This DNA is rare, which is in keeping with the other Langton results. (Rare because Langton being a place-name surname, it is representative of the landowners immediately following the Norman Conquest in 1066.
We do not yet know for sure which Langton village origin this family has, and analysis, based on only 12 markers, suggested that the nearest matches may have been settled in the area in Nottingham where a Langton family appears early in history. However, further analysis suggests that hte most likely origin is Little Longstone in Derbyshire.
This sequence belongs to someone from Sheffield.
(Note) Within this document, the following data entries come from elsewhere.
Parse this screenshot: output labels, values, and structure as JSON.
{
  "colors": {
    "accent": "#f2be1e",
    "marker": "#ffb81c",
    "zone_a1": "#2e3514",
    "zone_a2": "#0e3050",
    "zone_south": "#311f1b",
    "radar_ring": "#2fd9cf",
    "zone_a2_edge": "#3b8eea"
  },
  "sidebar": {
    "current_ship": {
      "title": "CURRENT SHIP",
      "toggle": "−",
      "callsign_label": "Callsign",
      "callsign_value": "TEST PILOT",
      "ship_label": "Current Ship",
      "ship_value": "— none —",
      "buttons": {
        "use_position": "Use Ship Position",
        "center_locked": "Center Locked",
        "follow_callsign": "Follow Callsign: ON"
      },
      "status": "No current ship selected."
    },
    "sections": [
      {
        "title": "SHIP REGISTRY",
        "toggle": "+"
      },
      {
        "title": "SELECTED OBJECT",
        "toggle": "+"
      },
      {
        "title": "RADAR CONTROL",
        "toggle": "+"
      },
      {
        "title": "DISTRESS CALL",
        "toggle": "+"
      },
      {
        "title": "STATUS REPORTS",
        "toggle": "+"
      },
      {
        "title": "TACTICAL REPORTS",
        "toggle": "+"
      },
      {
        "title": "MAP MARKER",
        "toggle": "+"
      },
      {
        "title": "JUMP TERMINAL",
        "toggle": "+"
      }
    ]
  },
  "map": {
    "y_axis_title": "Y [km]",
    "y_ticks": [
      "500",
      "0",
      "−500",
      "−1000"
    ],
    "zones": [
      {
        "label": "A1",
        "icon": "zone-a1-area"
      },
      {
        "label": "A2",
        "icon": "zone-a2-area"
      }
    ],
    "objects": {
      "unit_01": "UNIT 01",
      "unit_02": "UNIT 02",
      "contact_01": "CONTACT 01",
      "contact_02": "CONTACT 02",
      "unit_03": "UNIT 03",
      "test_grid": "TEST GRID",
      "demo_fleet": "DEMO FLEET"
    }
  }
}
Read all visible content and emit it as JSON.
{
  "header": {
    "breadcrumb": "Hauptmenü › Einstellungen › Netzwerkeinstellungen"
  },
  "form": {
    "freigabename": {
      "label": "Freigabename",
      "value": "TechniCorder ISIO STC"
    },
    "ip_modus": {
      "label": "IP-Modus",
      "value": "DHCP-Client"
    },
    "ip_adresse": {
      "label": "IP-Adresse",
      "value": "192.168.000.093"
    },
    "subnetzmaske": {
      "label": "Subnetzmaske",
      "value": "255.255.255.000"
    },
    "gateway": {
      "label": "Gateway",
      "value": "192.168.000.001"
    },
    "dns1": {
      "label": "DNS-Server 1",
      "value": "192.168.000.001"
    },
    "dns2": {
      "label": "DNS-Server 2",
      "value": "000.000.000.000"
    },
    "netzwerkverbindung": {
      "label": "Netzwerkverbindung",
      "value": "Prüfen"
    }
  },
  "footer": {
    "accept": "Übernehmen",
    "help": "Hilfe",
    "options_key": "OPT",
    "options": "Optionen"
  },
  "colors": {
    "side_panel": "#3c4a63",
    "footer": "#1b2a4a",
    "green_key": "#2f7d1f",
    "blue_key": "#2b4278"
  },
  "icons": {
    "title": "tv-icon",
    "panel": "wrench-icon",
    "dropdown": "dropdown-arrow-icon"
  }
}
In 1881 Sheffield had very few Langtons: Longden 56, Long 15, Longe 5, Longdon 5, Langton 5, Longhorn 3, Langhorn 1.
This sequence may originate from Great and Little Langesdune/Longesdune in Domesday book now Great and Little Longstone in Derbyshire. Matthew, son of Leventes, rector of Bakewell, owned Little Longsden and adopted the name. The name Longe had under 100 people in the 1881 census with the second highest national concentration in Sheffield, the DNA is the same haplogroup and very similar, as is DNA available for Long.
So whilst we need more markers to be sure, the best and most complete analysis of this sequence points to its origin as Little Longsden (now Little Longstone) with the patriarch Levenets Rector of Bakewell.
More markers, and indeed another Langton (or alternative spelling) matching this profile at some point, will help confirm or rule the origin out.